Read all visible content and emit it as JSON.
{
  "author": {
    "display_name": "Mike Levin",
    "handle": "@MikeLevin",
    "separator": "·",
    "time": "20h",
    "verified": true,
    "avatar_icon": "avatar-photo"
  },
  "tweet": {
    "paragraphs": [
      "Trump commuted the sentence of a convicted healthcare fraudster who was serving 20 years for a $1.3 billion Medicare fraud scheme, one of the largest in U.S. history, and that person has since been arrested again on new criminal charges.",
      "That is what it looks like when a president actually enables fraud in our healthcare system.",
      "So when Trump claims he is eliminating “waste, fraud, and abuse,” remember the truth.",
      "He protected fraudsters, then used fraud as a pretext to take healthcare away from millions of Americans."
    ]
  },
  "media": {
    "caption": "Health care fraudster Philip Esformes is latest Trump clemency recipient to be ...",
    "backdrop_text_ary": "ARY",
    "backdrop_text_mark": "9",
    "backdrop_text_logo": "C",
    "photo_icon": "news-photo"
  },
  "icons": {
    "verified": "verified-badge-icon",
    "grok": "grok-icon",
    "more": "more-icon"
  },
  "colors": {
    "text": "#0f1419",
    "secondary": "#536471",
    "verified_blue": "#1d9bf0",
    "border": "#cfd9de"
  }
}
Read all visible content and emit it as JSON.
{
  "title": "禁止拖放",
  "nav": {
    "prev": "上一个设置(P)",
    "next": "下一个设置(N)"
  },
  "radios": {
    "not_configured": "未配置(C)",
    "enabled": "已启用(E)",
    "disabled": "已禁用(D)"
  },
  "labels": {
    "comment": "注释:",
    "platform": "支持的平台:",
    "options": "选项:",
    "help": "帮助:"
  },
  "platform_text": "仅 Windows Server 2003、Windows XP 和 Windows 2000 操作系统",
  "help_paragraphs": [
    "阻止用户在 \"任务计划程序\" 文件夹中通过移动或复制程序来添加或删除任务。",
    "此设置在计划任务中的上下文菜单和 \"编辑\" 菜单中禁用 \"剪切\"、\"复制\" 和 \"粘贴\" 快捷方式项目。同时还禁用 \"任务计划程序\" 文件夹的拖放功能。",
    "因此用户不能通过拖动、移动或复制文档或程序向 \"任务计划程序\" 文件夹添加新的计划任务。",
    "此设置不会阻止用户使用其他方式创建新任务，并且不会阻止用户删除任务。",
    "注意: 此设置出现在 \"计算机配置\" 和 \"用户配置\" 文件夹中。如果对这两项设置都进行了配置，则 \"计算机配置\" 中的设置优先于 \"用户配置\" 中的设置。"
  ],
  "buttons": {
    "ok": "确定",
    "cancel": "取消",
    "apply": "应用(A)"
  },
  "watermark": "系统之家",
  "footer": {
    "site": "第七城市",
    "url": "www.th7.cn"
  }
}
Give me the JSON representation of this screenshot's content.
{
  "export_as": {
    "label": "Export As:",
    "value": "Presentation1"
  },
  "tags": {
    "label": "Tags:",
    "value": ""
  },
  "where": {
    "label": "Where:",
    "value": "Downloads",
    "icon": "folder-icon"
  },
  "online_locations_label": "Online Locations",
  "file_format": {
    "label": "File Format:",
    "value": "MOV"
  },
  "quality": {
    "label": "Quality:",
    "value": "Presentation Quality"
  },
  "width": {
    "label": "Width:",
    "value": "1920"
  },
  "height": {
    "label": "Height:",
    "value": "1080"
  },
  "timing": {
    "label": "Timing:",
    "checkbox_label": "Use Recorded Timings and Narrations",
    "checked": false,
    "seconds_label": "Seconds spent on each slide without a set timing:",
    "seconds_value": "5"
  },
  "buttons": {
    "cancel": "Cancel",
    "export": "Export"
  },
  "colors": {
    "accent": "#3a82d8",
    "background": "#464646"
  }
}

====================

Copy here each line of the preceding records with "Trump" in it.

▶ YOUR RESPONSE
      "Trump commuted the sentence of a convicted healthcare fraudster who was serving 20 years for a $1.3 billion Medicare fraud scheme, one of the largest in U.S. history, and that person has since been arrested again on new criminal charges.",
      "So when Trump claims he is eliminating “waste, fraud, and abuse,” remember the truth.",
    "caption": "Health care fraudster Philip Esformes is latest Trump clemency recipient to be ...",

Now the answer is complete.